Carl Honoré, In Praise of Slowness: How a Worldwide Movement is Challenging the Cult of Speed
New York, 2004
Survival was one incentive for measuring time. Ancient civilizations used calendars to work out when to plant and harvest crops. Right from the start, though, timekeeping proved to be a double-edged sword. On the upside, scheduling can make anyone, from peasant farmer to software engineer, more efficient. Yet as soon as we start to parcel up time, the tables turn, and time takes over.
We become slaves to the schedule. Schedules give us deadlines, and deadlines, by their very nature, give us a reason to rush. As the Italian proverb puts it: Man measures time, and time measures man. By making daily schedules possible, clocks held out the promise of greater efficiency – and also tighter control.
In 1748, at the dawn of the industrial era, Benjamin Franklin blessed the marriage between profit and haste with an aphorism that still trips off the tongue today: Time is money. Nothing reflected, or reinforced, the new mindset more than the shift towards paying workers by the hour, instead of for what they produced. Once every minute cost money, business found itself locked in a never-ending race to accelerate output. More widgets per hour equaled more profit. Staying ahead of the pack meant installing the latest time-saving technology before your rivals did. Modern capitalism came with a built-in imperative to upgrade, to accelerate, to become ever more efficient.
During the early part of the Industrial Revolution, the masses worked too hard, or were too poor, to make the most of what free time they had. But as incomes rose, and working hours fell, a leisure culture began to emerge. Like work, leisure became formalized. Many of the things with which we fill our spare time today came into being in the nineteenth century. Football, rugby, hockey and baseball turned into spectator sports. Cities built parks for the public to stroll and picnic in. Better printing presses, coupled with rising literacy, fuelled an explosion in reading.
Even as leisure spread, people debated its purpose.

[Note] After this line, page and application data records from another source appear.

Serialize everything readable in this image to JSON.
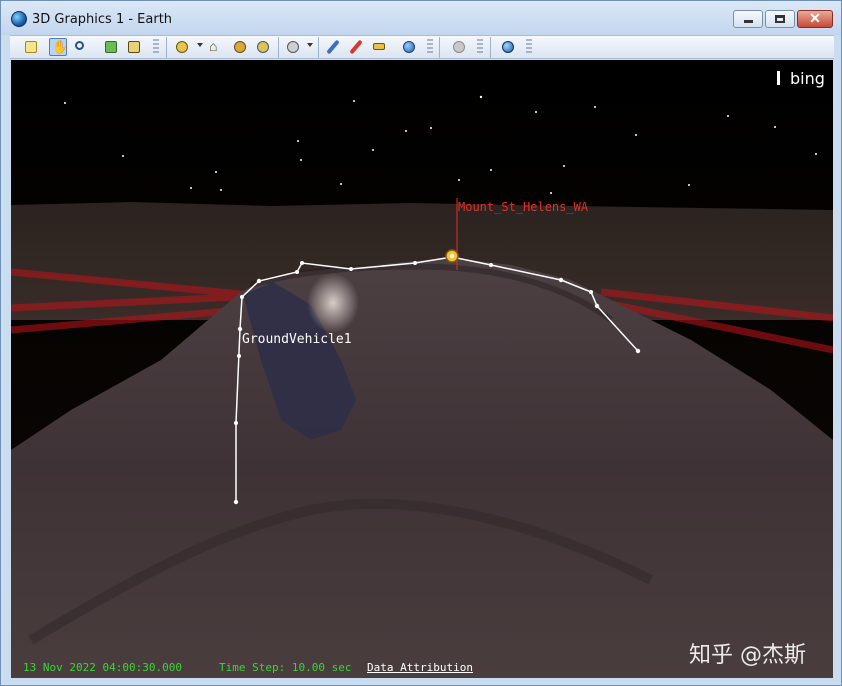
{
  "window": {
    "title": "3D Graphics 1 - Earth",
    "controls": {
      "minimize": "minimize-icon",
      "maximize": "maximize-icon",
      "close": "close-icon"
    }
  },
  "toolbar": {
    "groups": [
      {
        "buttons": [
          "properties-icon",
          "pan-hand-icon",
          "zoom-icon",
          "view-from-icon",
          "snapshot-icon"
        ]
      },
      {
        "buttons": [
          "view-eye-icon",
          "home-icon",
          "view-object-icon",
          "view-top-icon"
        ]
      },
      {
        "buttons": [
          "orbit-view-icon"
        ]
      },
      {
        "buttons": [
          "pencil-icon",
          "marker-icon",
          "ruler-icon",
          "globe-settings-icon"
        ]
      },
      {
        "buttons": [
          "terrain-disabled-icon"
        ]
      },
      {
        "buttons": [
          "globe-imagery-icon"
        ]
      }
    ]
  },
  "scene": {
    "logo": "bing",
    "labels": {
      "vehicle": "GroundVehicle1",
      "place": "Mount_St_Helens_WA"
    },
    "colors": {
      "place_label": "#e0302a",
      "route": "#ffffff",
      "sensor_lines": "#c0141a",
      "status_green": "#39d639"
    }
  },
  "status": {
    "time": "13 Nov 2022 04:00:30.000",
    "step": "Time Step: 10.00 sec",
    "attribution": "Data Attribution"
  },
  "watermark": "知乎 @杰斯"
}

Many Victorians saw it chiefly as an escape from work, or as a means to working better. But others went further, suggesting that what we do with our free time gives texture, shape and meaning to our lives. “It is in his pleasure that a man really lives,” said Agnes Repplier, an American essayist. “It is from his leisure that he constructs the true fabric of self.” Plato believed that the highest form of leisure was to be still and rece3ptive to the world, a view echoed by modern intellectuals. Franz Kafka put it this way: “You don’t need to leave your room. Remain seated at your table and listen. Don’t even listen, simply wait. Don’t even wait, be quite still and solitary. The world will freely offer itself to you to be unasked. It has no choice. It will roll in ecstasy at your feet.”
Bernadette Murphy, a forty-year-old writer based in Los Angeles, caught the mood with her 2002 book, Zen and the Art of Knitting. She sees the return to needles and yarn as a part of a wider backlash against the superficiality of modern life. “There is a great hunger in our culture right now for meaning, for things that really nurture the soul,” she says. “Knitting is one way of taking tie to appreciate life, to find meaning and make those connections.”
Knitting by nature is Slow. You cannot push a button, turn a dial of flick a switch to knit more quickly. The real joy of knitting lies in the doing , rather than in reaching the finish line. Studies show that the rhythmic, repetitive dance of the needles can lower heart rate and blood pressure, lulling the knitter into a peaceful, almost meditative state. “The best thing about knitting is its slowness,” says Murphy. “It is so slow that we see the beauty inherent in every tiny act that makes up a sweater. So slow that we know the project is not going to get finished today – it may not get finished for many months or longer – and that allows us to make our peace with the unresolved nature of life. We slow down as we knit.”
In almost every culture, the garden is a sanctuary, a place to rest and ruminate. Niwa, the Japanese word for garden, means “an enclosure purified for the worship of the gods.” The act of gardening itself – planting, pruning, weeding, watering, waiting for things to grow – can help us slow down. Gardening does not lend itself to acceleration any more than knitting does. Even with a greenhouse, you cannot make plants bloom on demand or bend the seasons to suit your schedule. Nature has its own timetable. In a hurry-up world, where everything is scheduled for maximum efficiency, surrendering to the rhythms of nature can be therapeutic.
Like knitting and gardening, the act of sitting down and surrendering to a piece of writing to size the cult of speed. In the words of Paul Virilio, a French philosopher, “Reading implies time for reflection, a slowing down that destroys the mass’s dynamic efficiency." Even when overall book sales are stagnant or falling, many people, particularly educated urbanites, are saying to hell with dynamic efficiency and curling up with a good book. It is even possible to talk of a reading Renaissance.